pistachio

[pə′stash·ē‚ō]
(botany)
Pistacia vera. A small, spreading dioecious evergreen tree with leaves that have three to five broad leaflets, and with large drupaceous fruit; the edible seed consists of a single green kernel covered by a brown coat and enclosed in a tough shell.

pistachio

of a yellowish-green colour

pistachio
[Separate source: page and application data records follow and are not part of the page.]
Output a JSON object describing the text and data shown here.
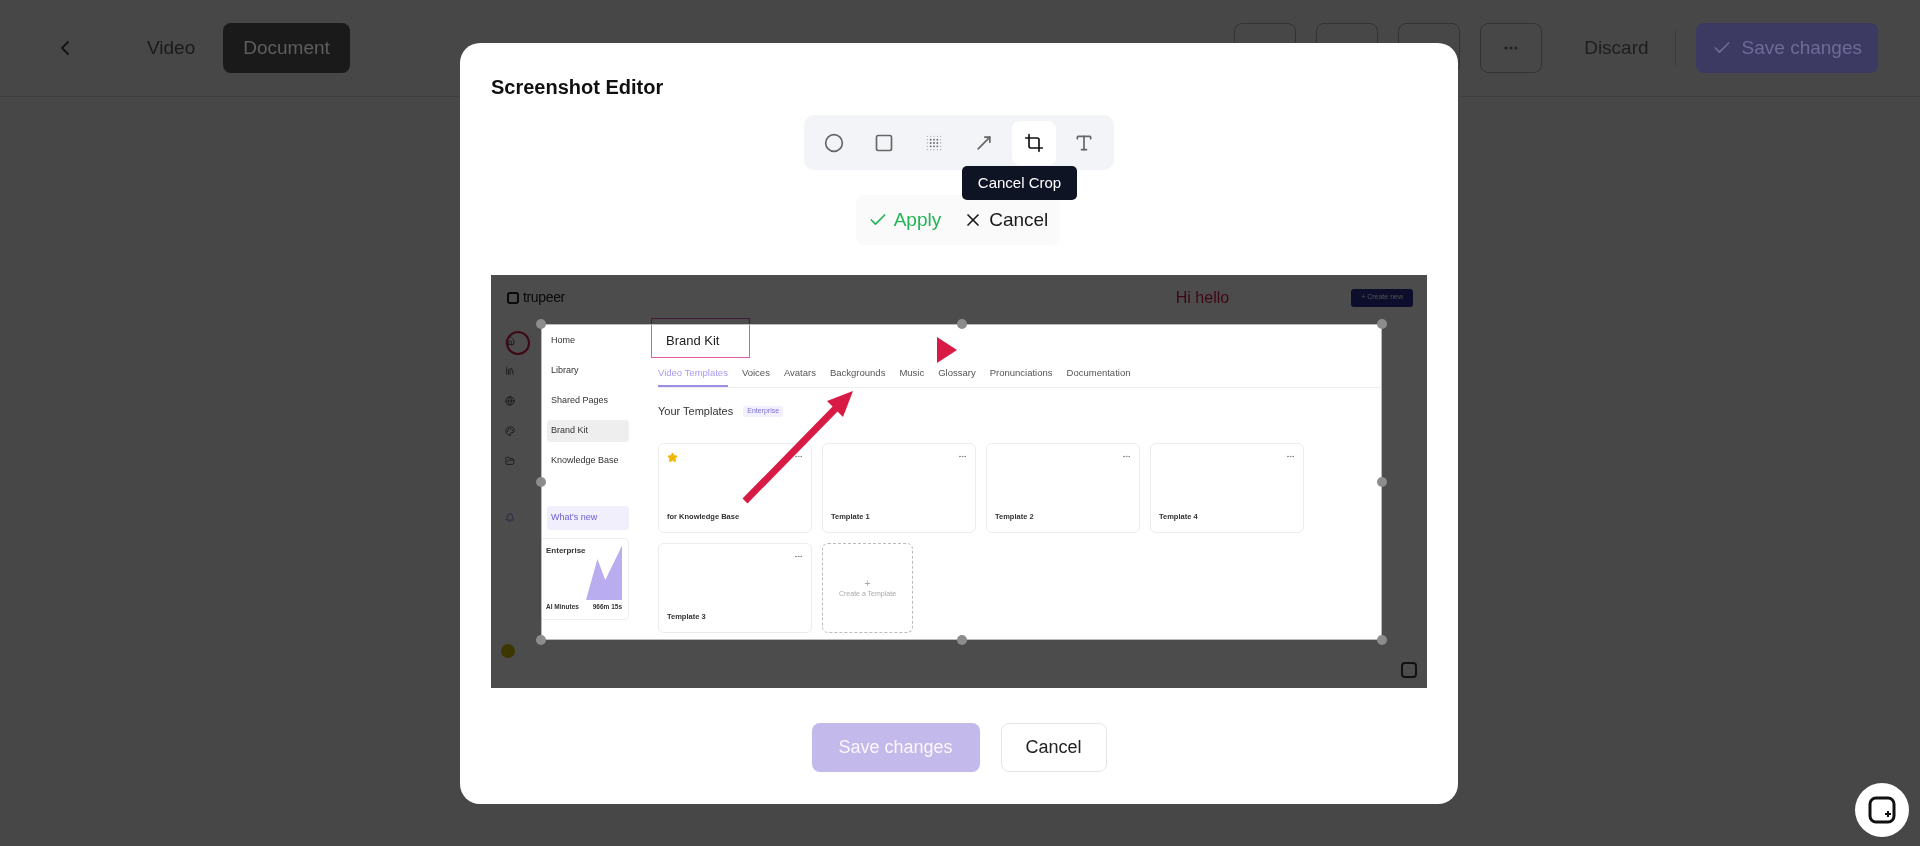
{
  "topbar": {
    "tabs": [
      {
        "label": "Video",
        "selected": false
      },
      {
        "label": "Document",
        "selected": true
      }
    ],
    "discard": "Discard",
    "save": "Save changes"
  },
  "modal": {
    "title": "Screenshot Editor",
    "tools": [
      {
        "kind": "circle",
        "selected": false
      },
      {
        "kind": "rectangle",
        "selected": false
      },
      {
        "kind": "blur",
        "selected": false
      },
      {
        "kind": "arrow",
        "selected": false
      },
      {
        "kind": "crop",
        "selected": true
      },
      {
        "kind": "text",
        "selected": false
      }
    ],
    "tooltip": "Cancel Crop",
    "apply": "Apply",
    "cancel": "Cancel",
    "footer": {
      "save": {
        "label": "Save changes",
        "disabled": true
      },
      "cancel": "Cancel"
    }
  },
  "screenshot": {
    "logo": "trupeer",
    "note": "Hi hello",
    "create_button": "+ Create new",
    "sidebar": [
      {
        "label": "Home",
        "selected": false
      },
      {
        "label": "Library",
        "selected": false
      },
      {
        "label": "Shared Pages",
        "selected": false
      },
      {
        "label": "Brand Kit",
        "selected": true
      },
      {
        "label": "Knowledge Base",
        "selected": false
      }
    ],
    "whats_new": "What's new",
    "plan": {
      "name": "Enterprise",
      "minutes_label": "AI Minutes",
      "minutes": "966m 15s"
    },
    "title": "Brand Kit",
    "tabs": [
      {
        "label": "Video Templates",
        "selected": true
      },
      {
        "label": "Voices",
        "selected": false
      },
      {
        "label": "Avatars",
        "selected": false
      },
      {
        "label": "Backgrounds",
        "selected": false
      },
      {
        "label": "Music",
        "selected": false
      },
      {
        "label": "Glossary",
        "selected": false
      },
      {
        "label": "Pronunciations",
        "selected": false
      },
      {
        "label": "Documentation",
        "selected": false
      }
    ],
    "section": "Your Templates",
    "badge": "Enterprise",
    "templates": [
      {
        "name": "for Knowledge Base",
        "starred": true
      },
      {
        "name": "Template 1",
        "starred": false
      },
      {
        "name": "Template 2",
        "starred": false
      },
      {
        "name": "Template 4",
        "starred": false
      },
      {
        "name": "Template 3",
        "starred": false
      }
    ],
    "create_plus": "+",
    "create_label": "Create a Template"
  }
}
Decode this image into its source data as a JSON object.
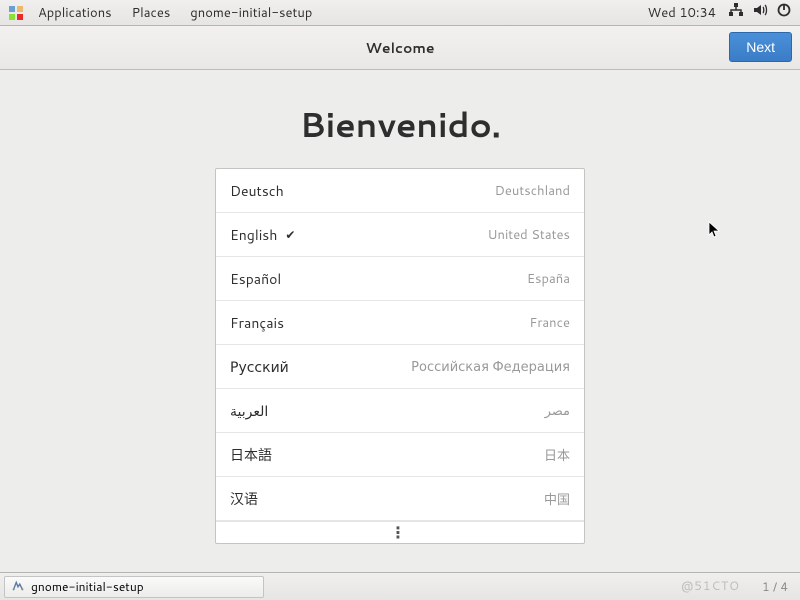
{
  "topbar": {
    "applications": "Applications",
    "places": "Places",
    "app": "gnome-initial-setup",
    "clock": "Wed 10:34"
  },
  "header": {
    "title": "Welcome",
    "next": "Next"
  },
  "heading": "Bienvenido.",
  "languages": [
    {
      "name": "Deutsch",
      "country": "Deutschland",
      "selected": false
    },
    {
      "name": "English",
      "country": "United States",
      "selected": true
    },
    {
      "name": "Español",
      "country": "España",
      "selected": false
    },
    {
      "name": "Français",
      "country": "France",
      "selected": false
    },
    {
      "name": "Русский",
      "country": "Российская Федерация",
      "selected": false
    },
    {
      "name": "العربية",
      "country": "مصر",
      "selected": false
    },
    {
      "name": "日本語",
      "country": "日本",
      "selected": false
    },
    {
      "name": "汉语",
      "country": "中国",
      "selected": false
    }
  ],
  "more_indicator": "⋮",
  "taskbar": {
    "app": "gnome-initial-setup",
    "pager": "1 / 4"
  },
  "watermark": "@51CTO"
}
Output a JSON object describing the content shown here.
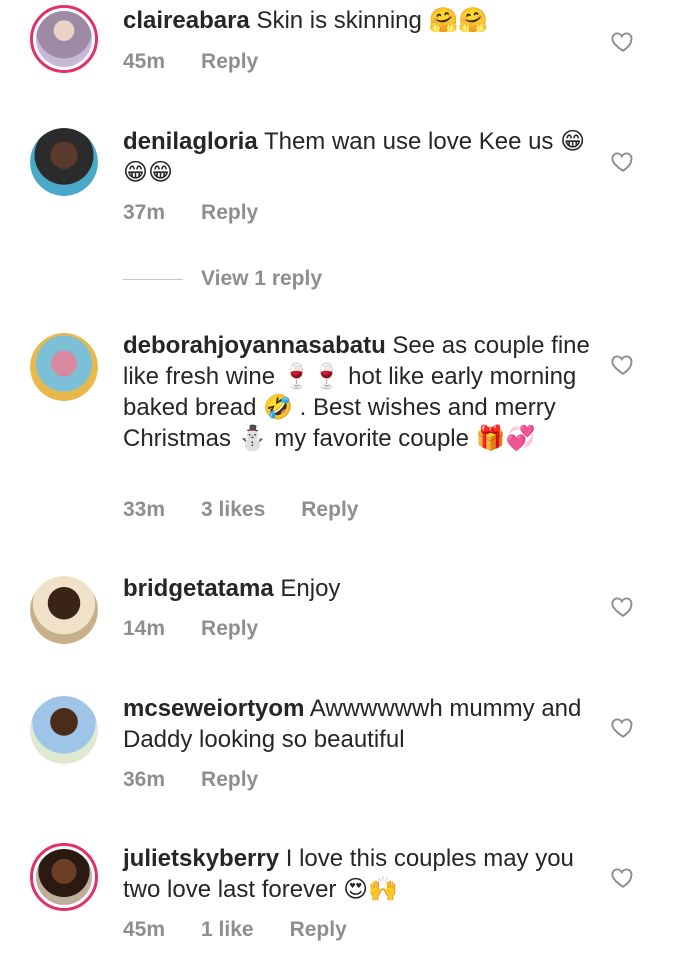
{
  "comments": [
    {
      "username": "claireabara",
      "text": "Skin is skinning 🤗🤗",
      "time": "45m",
      "likes": "",
      "reply_label": "Reply"
    },
    {
      "username": "denilagloria",
      "text": "Them wan use love Kee us 😁😁😁",
      "time": "37m",
      "likes": "",
      "reply_label": "Reply"
    },
    {
      "username": "deborahjoyannasabatu",
      "text": "See as couple fine like fresh wine 🍷🍷 hot like early morning baked bread 🤣 . Best wishes and merry Christmas ⛄ my favorite couple 🎁💞",
      "time": "33m",
      "likes": "3 likes",
      "reply_label": "Reply"
    },
    {
      "username": "bridgetatama",
      "text": "Enjoy",
      "time": "14m",
      "likes": "",
      "reply_label": "Reply"
    },
    {
      "username": "mcseweiortyom",
      "text": "Awwwwwwh mummy and Daddy looking so beautiful",
      "time": "36m",
      "likes": "",
      "reply_label": "Reply"
    },
    {
      "username": "julietskyberry",
      "text": "I love this couples may you two love last forever 😍🙌",
      "time": "45m",
      "likes": "1 like",
      "reply_label": "Reply"
    }
  ],
  "view_replies_label": "View 1 reply",
  "icons": {
    "like": "heart-outline-icon"
  },
  "colors": {
    "story_ring": "#e1306c",
    "meta_text": "#8e8e8e",
    "body_text": "#262626"
  }
}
1. an anacardiaceous tree, Pistacia vera, of the Mediterranean region and W Asia, with small hard-shelled nuts
2. the nut of this tree, having an edible green kernel
References in periodicals archive ?
Iran and the US together account for 85 percent of the global production of pistachios, according to the Iran Pistachio Association.
Tip the pistachios into a food processor and pulse until ground to a flour consistency, but take care not to overgrind them, otherwise they could turn into pistachio butter.
In a national survey, 1,000 American office workers who skipped breakfast consumed a snack of 42 grams (1 and 1/2 serving size) of pistachios between 9 and 11 a.m.
Not only beautifully festive to look at, this divine dessert is deliciously rich and creamy, with little jewels of tart redcurrants and pistachios sprinkled through.
Pistachios have high levels of potassium, many vitamins (vitamin K, vitamin B6 and thiamin) and minerals (magnesium, copper, and iron), and certain plant compounds, including carotenoids.
Local farmers accused the Taliban of stripping the region of its much-needed export commodity after its terrorists raided the pistachio forest in July 2016 and illegally harvested up to 40 percent of the country's output that year, Modudi said. 
While Setton says pistachios have always been known as a tasty snack, more people are catching on that they are a nutritious snack, which has helped to grow Setton's business the last few years.
The pistachio marketing order provides authority for quality regulations, including aflatoxin sampling, analysis, and inspection; and research projects.
Fold in the pistachios and white chocolate chips with a spatula.
Security forces, spread thin on the ground, have not been able to hold on to the nearly 30,000 hectares of pistachio in Badghis and 13,000 hectares in Herat.
TEHRAN (FNA)- Iran exported $1.5 billion of pistachio in the first 11 months of the current Iranian calendar year (which started on March 21, 2014), hitting a new record, an official said.